/---

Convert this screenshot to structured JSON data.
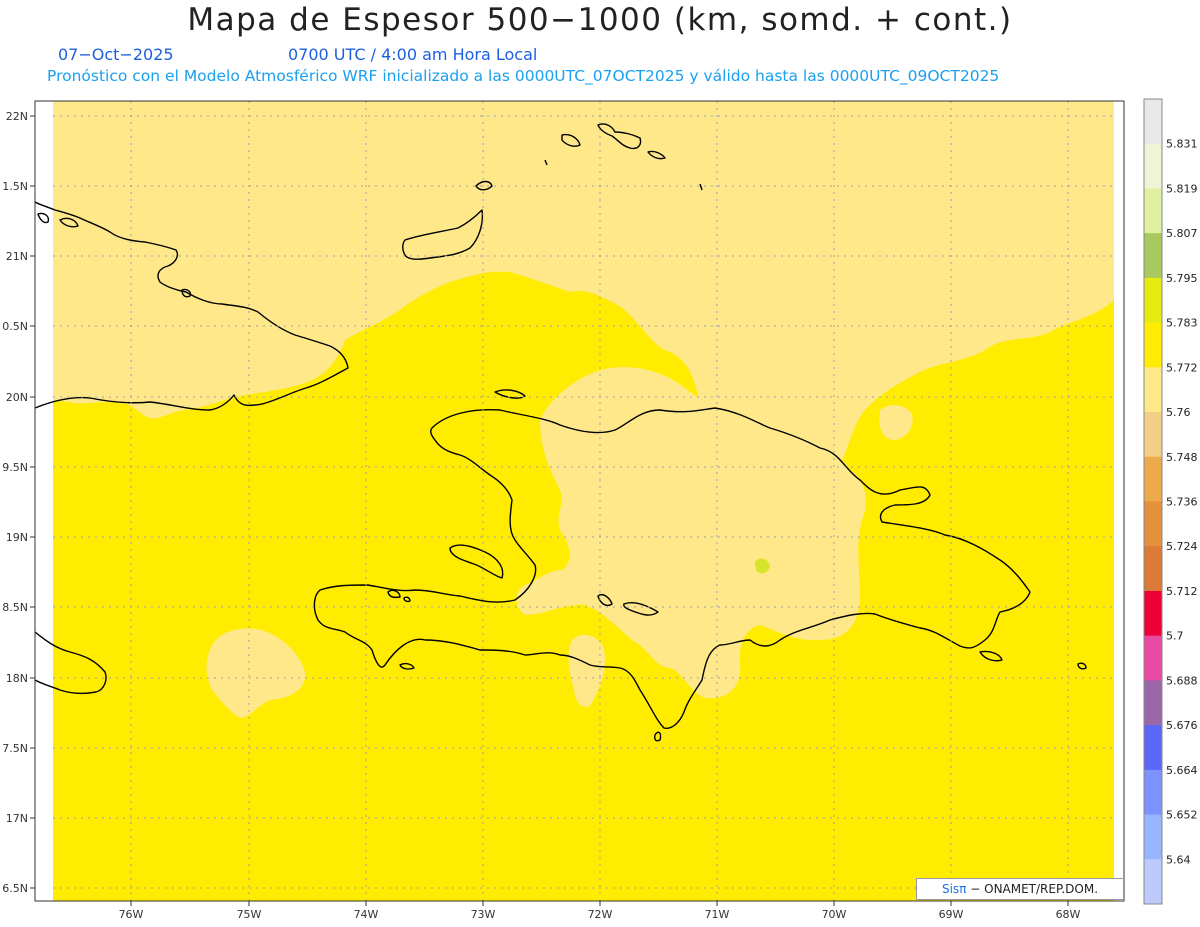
{
  "title": "Mapa de Espesor 500−1000 (km, somd. + cont.)",
  "date": "07−Oct−2025",
  "time": "0700 UTC / 4:00 am Hora Local",
  "forecast": "Pronóstico con el Modelo Atmosférico WRF inicializado a las 0000UTC_07OCT2025 y válido hasta las  0000UTC_09OCT2025",
  "credit_brand": "Sisπ",
  "credit_text": "− ONAMET/REP.DOM.",
  "lat_labels": [
    "22N",
    "1.5N",
    "21N",
    "0.5N",
    "20N",
    "9.5N",
    "19N",
    "8.5N",
    "18N",
    "7.5N",
    "17N",
    "6.5N"
  ],
  "lon_labels": [
    "76W",
    "75W",
    "74W",
    "73W",
    "72W",
    "71W",
    "70W",
    "69W",
    "68W"
  ],
  "colorbar": {
    "labels": [
      "5.831",
      "5.819",
      "5.807",
      "5.795",
      "5.783",
      "5.772",
      "5.76",
      "5.748",
      "5.736",
      "5.724",
      "5.712",
      "5.7",
      "5.688",
      "5.676",
      "5.664",
      "5.652",
      "5.64"
    ],
    "colors": [
      "#e8e8e8",
      "#eef5d4",
      "#dff0a0",
      "#a8c860",
      "#e6ea10",
      "#ffec00",
      "#ffe88a",
      "#f2cf84",
      "#ecaa4a",
      "#e5903c",
      "#dc7a38",
      "#ee0038",
      "#e84aa4",
      "#9a68a8",
      "#5c66f8",
      "#7c92ff",
      "#98b6ff",
      "#bccafc"
    ]
  },
  "colors": {
    "background_field": "#ffec00",
    "low_field": "#ffe88a",
    "high_spot": "#d8e42a",
    "coastline": "#000000",
    "title": "#222222",
    "subtitle_dark": "#1c5fe0",
    "subtitle_light": "#1aa0f0"
  }
}
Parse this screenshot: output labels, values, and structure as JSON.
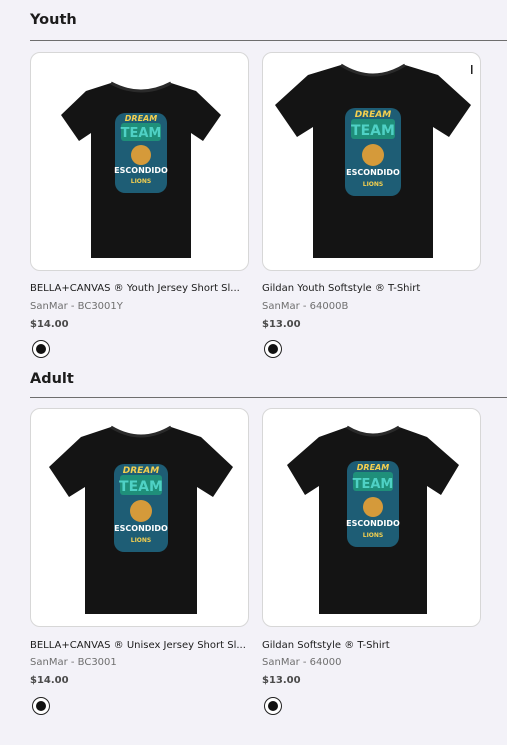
{
  "sections": [
    {
      "title": "Youth",
      "products": [
        {
          "name": "BELLA+CANVAS ® Youth Jersey Short Sl...",
          "sku": "SanMar - BC3001Y",
          "price": "$14.00",
          "swatch_color": "#111111"
        },
        {
          "name": "Gildan Youth Softstyle ® T-Shirt",
          "sku": "SanMar - 64000B",
          "price": "$13.00",
          "swatch_color": "#111111"
        }
      ]
    },
    {
      "title": "Adult",
      "products": [
        {
          "name": "BELLA+CANVAS ® Unisex Jersey Short Sl...",
          "sku": "SanMar - BC3001",
          "price": "$14.00",
          "swatch_color": "#111111"
        },
        {
          "name": "Gildan Softstyle ® T-Shirt",
          "sku": "SanMar - 64000",
          "price": "$13.00",
          "swatch_color": "#111111"
        }
      ]
    }
  ],
  "print_graphic": {
    "line1": "DREAM",
    "line2": "TEAM",
    "line3": "ESCONDIDO",
    "line4": "LIONS"
  }
}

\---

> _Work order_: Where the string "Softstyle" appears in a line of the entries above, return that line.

> _Reply_:
          "name": "Gildan Youth Softstyle ® T-Shirt",
          "name": "Gildan Softstyle ® T-Shirt",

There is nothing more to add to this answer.